In an attempt to divert attention away from the Ashcroft scandal, the Conservatives and their allies in the media are today attacking Labour's financial links with the trade union movement, most notably Unite.
It's no secret that Labour has become increasingly reliant on the trade unions for money as donations from rich commercial interests and individuals, who bankrolled the party throughout the Blair years, have dried up. I first reported on this back in January and predicted that Labour's financial dependence on the unions would become a campaign issue.
The brothers were responsible for 64 per cent (£9.8m) of all donations to the party last year, with Unite, Britain's biggest union, accounting for 25 per cent (£3.6m). By contrast, when Tony Blair became Labour leader in 1994, the unions accounted for less than a third of all donations.
It's never healthy for a party to become reliant on only a few sources of income, and I'd be surprised if any Labour figure argued otherwise.
But what is unreasonable is for the party's opponents to then suggest that Labour's reliance on the unions is a scandal comparable to that of Lord Ashcroft's donations to the Conservatives.
After reading Rachel Sylvester's column in today's Times, "In the red corner: Labour's answer to Ashcroft", you could be forgiven for assuming that Unite's political director, Charlie Whelan, alone controls his union's donations to Labour.
In fact, the donations are taken from Unite's political fund, to which 1,291,408 members contribute voluntarily. As Will Straw points out, this works out at just under £3 per member per year since March 2007.
There is no comparison to be had between this democratic funding system and the millions the Tories received from Ashcroft, a man who has sat in the legislature for nearly a decade without having the decency to become a full UK taxpayer. The scandal of either Ashcroft misleading the Tories, or the Tories misleading us, does not deserve to end with a whimper.

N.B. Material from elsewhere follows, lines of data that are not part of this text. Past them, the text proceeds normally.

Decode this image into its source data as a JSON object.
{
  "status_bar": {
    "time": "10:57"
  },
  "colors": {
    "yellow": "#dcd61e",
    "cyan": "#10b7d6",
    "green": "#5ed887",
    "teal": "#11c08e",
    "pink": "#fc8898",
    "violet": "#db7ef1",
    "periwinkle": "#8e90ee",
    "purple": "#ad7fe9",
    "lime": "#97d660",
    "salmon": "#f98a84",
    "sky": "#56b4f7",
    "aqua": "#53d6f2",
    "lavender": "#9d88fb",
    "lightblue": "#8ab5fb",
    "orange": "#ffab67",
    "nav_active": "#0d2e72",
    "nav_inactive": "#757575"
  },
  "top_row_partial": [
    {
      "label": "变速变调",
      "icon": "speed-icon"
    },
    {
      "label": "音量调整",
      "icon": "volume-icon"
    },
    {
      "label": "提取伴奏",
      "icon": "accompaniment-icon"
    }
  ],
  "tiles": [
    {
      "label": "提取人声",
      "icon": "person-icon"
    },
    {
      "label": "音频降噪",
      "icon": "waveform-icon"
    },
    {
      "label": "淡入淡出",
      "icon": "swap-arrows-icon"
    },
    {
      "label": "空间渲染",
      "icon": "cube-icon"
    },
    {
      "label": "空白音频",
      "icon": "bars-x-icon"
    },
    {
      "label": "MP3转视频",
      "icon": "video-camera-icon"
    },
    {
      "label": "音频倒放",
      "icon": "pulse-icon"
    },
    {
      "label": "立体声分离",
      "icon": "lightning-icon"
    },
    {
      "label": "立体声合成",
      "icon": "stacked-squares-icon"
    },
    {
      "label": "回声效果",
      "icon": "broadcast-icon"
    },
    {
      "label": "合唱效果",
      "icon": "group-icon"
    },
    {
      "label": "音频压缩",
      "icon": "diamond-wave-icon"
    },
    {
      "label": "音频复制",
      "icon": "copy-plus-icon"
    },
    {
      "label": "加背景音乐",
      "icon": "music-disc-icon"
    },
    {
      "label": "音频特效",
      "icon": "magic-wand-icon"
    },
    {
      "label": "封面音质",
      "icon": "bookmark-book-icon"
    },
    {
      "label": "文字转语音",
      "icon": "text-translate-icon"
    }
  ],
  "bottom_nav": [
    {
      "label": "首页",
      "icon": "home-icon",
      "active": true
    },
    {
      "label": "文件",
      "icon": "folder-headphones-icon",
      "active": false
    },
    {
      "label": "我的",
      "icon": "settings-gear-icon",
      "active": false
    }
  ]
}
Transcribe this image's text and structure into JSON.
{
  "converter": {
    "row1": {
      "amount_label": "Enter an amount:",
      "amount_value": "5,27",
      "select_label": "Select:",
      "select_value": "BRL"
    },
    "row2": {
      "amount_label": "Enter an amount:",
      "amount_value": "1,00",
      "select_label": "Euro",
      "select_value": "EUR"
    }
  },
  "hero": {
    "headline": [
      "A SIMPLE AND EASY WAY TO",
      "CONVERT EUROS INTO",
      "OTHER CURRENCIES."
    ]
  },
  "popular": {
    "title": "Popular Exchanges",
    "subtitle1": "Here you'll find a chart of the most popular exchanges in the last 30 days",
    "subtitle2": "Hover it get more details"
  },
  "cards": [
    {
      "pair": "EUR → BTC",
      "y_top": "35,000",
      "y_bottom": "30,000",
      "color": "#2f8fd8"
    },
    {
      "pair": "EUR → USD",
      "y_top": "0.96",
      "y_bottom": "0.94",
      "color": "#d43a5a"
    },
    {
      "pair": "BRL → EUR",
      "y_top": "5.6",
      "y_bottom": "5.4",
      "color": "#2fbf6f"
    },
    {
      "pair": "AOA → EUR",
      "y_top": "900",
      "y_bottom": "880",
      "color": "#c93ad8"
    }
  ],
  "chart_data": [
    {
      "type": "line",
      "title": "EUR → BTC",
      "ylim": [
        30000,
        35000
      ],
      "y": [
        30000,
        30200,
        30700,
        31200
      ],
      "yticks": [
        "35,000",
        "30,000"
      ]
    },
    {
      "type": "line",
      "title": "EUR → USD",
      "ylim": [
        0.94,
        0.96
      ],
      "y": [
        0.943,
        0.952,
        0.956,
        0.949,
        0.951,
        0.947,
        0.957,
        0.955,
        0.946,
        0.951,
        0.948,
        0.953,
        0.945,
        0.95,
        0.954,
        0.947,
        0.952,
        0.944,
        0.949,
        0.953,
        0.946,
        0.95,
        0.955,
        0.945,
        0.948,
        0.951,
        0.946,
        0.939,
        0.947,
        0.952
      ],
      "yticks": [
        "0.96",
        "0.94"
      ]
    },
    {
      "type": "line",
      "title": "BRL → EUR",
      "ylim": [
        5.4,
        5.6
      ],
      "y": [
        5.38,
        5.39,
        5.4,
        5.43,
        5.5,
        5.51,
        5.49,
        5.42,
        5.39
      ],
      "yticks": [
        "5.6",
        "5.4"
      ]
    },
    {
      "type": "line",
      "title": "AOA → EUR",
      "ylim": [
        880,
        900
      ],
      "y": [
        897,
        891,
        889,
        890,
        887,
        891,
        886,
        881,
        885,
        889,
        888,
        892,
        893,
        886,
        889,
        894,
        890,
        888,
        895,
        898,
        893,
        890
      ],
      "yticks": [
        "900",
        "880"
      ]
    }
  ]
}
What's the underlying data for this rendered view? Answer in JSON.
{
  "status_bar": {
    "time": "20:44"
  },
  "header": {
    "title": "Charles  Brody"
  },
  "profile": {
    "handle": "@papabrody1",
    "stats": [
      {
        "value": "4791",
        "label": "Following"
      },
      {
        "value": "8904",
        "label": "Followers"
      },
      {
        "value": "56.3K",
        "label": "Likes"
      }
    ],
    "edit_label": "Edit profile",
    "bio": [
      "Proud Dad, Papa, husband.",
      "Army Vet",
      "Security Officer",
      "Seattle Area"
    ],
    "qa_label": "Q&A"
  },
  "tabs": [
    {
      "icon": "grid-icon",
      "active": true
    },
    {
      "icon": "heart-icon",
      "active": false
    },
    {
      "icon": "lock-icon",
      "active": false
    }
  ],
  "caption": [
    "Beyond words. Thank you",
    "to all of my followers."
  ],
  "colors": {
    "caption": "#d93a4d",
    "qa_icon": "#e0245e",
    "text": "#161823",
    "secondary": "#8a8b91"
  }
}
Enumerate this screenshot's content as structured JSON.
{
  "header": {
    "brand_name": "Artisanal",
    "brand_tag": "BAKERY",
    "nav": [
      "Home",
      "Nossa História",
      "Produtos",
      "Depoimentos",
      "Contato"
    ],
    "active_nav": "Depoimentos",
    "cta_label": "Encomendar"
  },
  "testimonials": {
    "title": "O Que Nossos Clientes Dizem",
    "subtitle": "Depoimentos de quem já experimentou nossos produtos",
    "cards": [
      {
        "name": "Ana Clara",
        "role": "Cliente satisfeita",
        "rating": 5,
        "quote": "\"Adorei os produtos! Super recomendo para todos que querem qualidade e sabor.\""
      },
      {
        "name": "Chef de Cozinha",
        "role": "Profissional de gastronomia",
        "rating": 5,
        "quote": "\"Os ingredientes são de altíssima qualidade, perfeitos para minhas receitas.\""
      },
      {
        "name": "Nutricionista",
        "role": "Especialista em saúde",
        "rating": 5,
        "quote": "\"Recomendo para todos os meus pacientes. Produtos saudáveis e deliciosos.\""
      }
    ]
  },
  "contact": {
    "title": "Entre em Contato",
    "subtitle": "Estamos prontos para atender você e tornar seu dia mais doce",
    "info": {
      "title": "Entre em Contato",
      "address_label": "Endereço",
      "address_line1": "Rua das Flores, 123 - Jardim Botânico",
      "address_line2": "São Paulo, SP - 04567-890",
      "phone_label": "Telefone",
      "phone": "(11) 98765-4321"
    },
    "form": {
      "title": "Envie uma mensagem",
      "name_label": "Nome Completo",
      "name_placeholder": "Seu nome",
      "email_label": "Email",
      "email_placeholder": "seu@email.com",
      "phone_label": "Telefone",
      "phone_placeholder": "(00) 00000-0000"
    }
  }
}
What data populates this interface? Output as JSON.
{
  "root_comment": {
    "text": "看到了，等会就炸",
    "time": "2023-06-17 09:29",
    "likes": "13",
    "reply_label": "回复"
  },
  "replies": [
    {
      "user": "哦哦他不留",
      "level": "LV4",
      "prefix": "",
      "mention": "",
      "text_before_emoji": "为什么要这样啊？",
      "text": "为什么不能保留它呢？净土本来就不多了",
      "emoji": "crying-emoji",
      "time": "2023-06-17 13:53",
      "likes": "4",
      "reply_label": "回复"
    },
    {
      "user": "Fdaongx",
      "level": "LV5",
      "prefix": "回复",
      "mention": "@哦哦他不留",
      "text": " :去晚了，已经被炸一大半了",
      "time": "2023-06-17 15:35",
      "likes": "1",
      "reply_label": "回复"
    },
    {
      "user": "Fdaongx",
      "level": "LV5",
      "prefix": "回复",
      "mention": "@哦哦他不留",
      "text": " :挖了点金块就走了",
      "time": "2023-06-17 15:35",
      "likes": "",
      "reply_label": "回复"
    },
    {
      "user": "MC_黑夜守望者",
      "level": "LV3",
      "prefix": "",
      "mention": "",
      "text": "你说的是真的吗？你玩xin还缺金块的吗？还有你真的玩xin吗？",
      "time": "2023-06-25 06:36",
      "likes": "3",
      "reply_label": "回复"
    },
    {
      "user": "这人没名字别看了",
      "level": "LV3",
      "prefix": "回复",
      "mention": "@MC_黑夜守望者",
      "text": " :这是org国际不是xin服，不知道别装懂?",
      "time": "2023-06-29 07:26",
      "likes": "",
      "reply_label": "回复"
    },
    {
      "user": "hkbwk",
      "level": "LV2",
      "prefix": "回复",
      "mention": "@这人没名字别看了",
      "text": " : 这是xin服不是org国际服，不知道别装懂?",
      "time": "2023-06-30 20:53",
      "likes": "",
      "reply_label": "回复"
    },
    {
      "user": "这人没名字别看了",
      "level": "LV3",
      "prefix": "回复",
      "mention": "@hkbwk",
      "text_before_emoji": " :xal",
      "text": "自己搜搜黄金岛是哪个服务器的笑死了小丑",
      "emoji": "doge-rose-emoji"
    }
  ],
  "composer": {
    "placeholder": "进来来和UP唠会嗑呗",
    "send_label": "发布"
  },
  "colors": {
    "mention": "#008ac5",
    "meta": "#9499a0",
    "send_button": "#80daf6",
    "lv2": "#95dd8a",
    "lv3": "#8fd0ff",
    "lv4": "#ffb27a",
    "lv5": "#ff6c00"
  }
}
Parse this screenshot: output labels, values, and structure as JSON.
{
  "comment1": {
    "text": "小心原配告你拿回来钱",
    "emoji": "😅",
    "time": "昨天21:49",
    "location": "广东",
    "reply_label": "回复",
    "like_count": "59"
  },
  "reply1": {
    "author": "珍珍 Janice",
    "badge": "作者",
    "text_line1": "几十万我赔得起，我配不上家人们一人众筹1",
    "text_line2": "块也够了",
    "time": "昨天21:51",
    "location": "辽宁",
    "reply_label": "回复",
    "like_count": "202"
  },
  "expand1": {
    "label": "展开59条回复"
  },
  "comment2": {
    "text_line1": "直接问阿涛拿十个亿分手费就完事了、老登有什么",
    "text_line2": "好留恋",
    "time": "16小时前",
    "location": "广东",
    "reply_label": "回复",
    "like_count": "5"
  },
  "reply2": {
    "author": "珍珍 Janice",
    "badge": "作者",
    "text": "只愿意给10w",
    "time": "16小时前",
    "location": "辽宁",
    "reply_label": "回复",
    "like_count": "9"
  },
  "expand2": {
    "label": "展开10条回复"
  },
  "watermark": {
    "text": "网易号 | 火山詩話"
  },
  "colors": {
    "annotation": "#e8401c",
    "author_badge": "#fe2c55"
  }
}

There are legitimate questions to be asked about Whelan's apparent return to the fold (not a wise move on Gordon Brown's part), but the bogus comparison between the unions and Ashcroft doesn't deserve to be taken seriously.